people are not passive recipients of environmental presses, that persons actively avoid social situations and selectively enter others, and that persons elicit and manipulate the social behaviour or persons who reside in situations that have been selected (1987, p1220).In relating this theory to my network I can see that I:
- choose to enter groups which I feel are "my kind of group"
- avoid making connections which I don't feel fit in with my needs or desires
- go to places that I know or feel "safe" in and avoid others that I think might be outside of my comfort zone.
- choose people to affiliate with based on reputation, and whom I feel fit generally within my boundaries, i.e. that don't have extreme viewpoints.
- adapt and manipulate to help me cope with a situation until it becomes one that I am comfortable with or one that helps me to achieve the desired end.
To finish this blog I want to look at one more concept related to affiliation, although not from the viewpoint of professional networking.
In Deprivation and Satiation of Social Reinforcers as Drive Conditions (1957), Gewirtz & Baer write about how periods of isolation or social interaction changes the effectiveness of "the reinforcing effect of approval" (p165). They also use a food analogy to explain this idea; if I am hungry and no food is forthcoming my need for the food grows over time (if I don't have any social contact my need for approval grows), the length of time before I receive food is related to my behaviours as I try to get some (if I am deprived of approval for a long time I will try employing tactics to get it), and how I react to the food when it comes is also relative to time (if I have to wait ages for approval I will be all the more happy to receive it).
It reminds me of the child psychology module taken as part of my teaching exams, the puppy-training I did with my dog, and something that I think I remember Stephen Fry saying once - " too much is, by definition, too much!" As a teacher I really feel that effort should be rewarded but if I am too liberal in my use of praise the meaning will be lost from my words. However if I am too restricted with my praise will my students change their behaviours in order to elicit approval from me?
I'd be interested to know what anyone else thinks about this so here's the link to the full article.
Altman, I. (1975). The environment and social behavior (p. 46). Monterey, CA: Brooks/Cole.
Buss, D. M. (1987). Selection, evocation, and manipulation. Journal of Personality and Social Psychology; Journal of Personality and Social Psychology, 53(6), 1214.

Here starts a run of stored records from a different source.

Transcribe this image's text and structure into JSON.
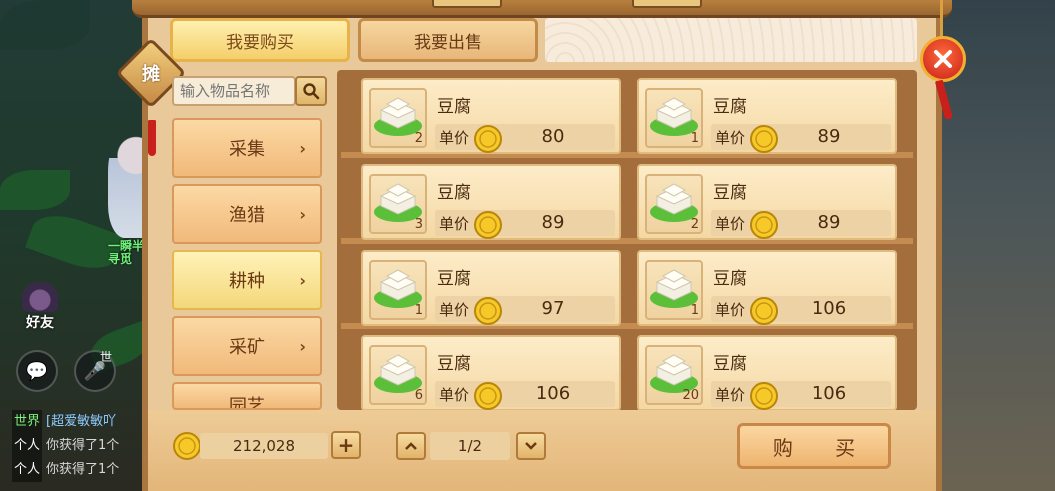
{
  "tabs": {
    "buy_label": "我要购买",
    "sell_label": "我要出售"
  },
  "stall_badge": "摊",
  "search": {
    "placeholder": "输入物品名称",
    "button_icon": "search-icon"
  },
  "categories": [
    {
      "label": "采集",
      "active": false
    },
    {
      "label": "渔猎",
      "active": false
    },
    {
      "label": "耕种",
      "active": true
    },
    {
      "label": "采矿",
      "active": false
    },
    {
      "label": "园艺",
      "active": false
    }
  ],
  "price_label": "单价",
  "items": [
    {
      "name": "豆腐",
      "qty": "2",
      "price": "80"
    },
    {
      "name": "豆腐",
      "qty": "1",
      "price": "89"
    },
    {
      "name": "豆腐",
      "qty": "3",
      "price": "89"
    },
    {
      "name": "豆腐",
      "qty": "2",
      "price": "89"
    },
    {
      "name": "豆腐",
      "qty": "1",
      "price": "97"
    },
    {
      "name": "豆腐",
      "qty": "1",
      "price": "106"
    },
    {
      "name": "豆腐",
      "qty": "6",
      "price": "106"
    },
    {
      "name": "豆腐",
      "qty": "20",
      "price": "106"
    }
  ],
  "footer": {
    "money": "212,028",
    "page": "1/2",
    "buy_label": "购 买"
  },
  "game_overlay": {
    "npc_name_line1": "一瞬半",
    "npc_name_line2": "寻觅",
    "friends_label": "好友",
    "voice_tag": "世",
    "chat": [
      {
        "channel": "世界",
        "text": "[超爱敏敏吖"
      },
      {
        "channel": "个人",
        "text": "你获得了1个"
      },
      {
        "channel": "个人",
        "text": "你获得了1个"
      }
    ]
  },
  "colors": {
    "frame": "#a8763e",
    "panel": "#e9c99a",
    "shelf": "#a36e3c",
    "active_tab": "#f4cf6a",
    "close": "#c8201a"
  }
}
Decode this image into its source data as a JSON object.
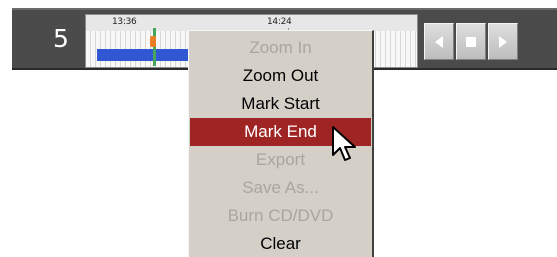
{
  "toolbar": {
    "channel_number": "5",
    "timeline": {
      "time_labels": [
        "13:36",
        "14:24"
      ]
    },
    "controls": [
      {
        "icon": "previous-icon"
      },
      {
        "icon": "stop-icon"
      },
      {
        "icon": "next-icon"
      }
    ]
  },
  "context_menu": {
    "items": [
      {
        "label": "Zoom In",
        "state": "disabled"
      },
      {
        "label": "Zoom Out",
        "state": "enabled"
      },
      {
        "label": "Mark Start",
        "state": "enabled"
      },
      {
        "label": "Mark End",
        "state": "selected"
      },
      {
        "label": "Export",
        "state": "disabled"
      },
      {
        "label": "Save As...",
        "state": "disabled"
      },
      {
        "label": "Burn CD/DVD",
        "state": "disabled"
      },
      {
        "label": "Clear",
        "state": "enabled"
      }
    ]
  },
  "colors": {
    "toolbar_background": "#4b4b4b",
    "recording_bar": "#2f58d2",
    "marker_green": "#46a55d",
    "marker_orange": "#ed7d25",
    "menu_background": "#d4d0c8",
    "menu_highlight": "#9f2525",
    "disabled_text": "#aaa69d"
  }
}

Gewirtz, J. L., & Baer, D. M. (1958). Deprivation and satiation of social reinforcers as drive conditions. The Journal of Abnormal and Social Psychology, 57(2), 165.
O'Connor, S. C., & Rosenblood, L. K. (1996). Affiliation motivation in everyday experience: A theoretical comparison. Journal of Personality and Social Psychology, 70(3), 513.
Turner, R. N., & Crisp, R. J. (2010). Essential social psychology. Sage Publications Limited.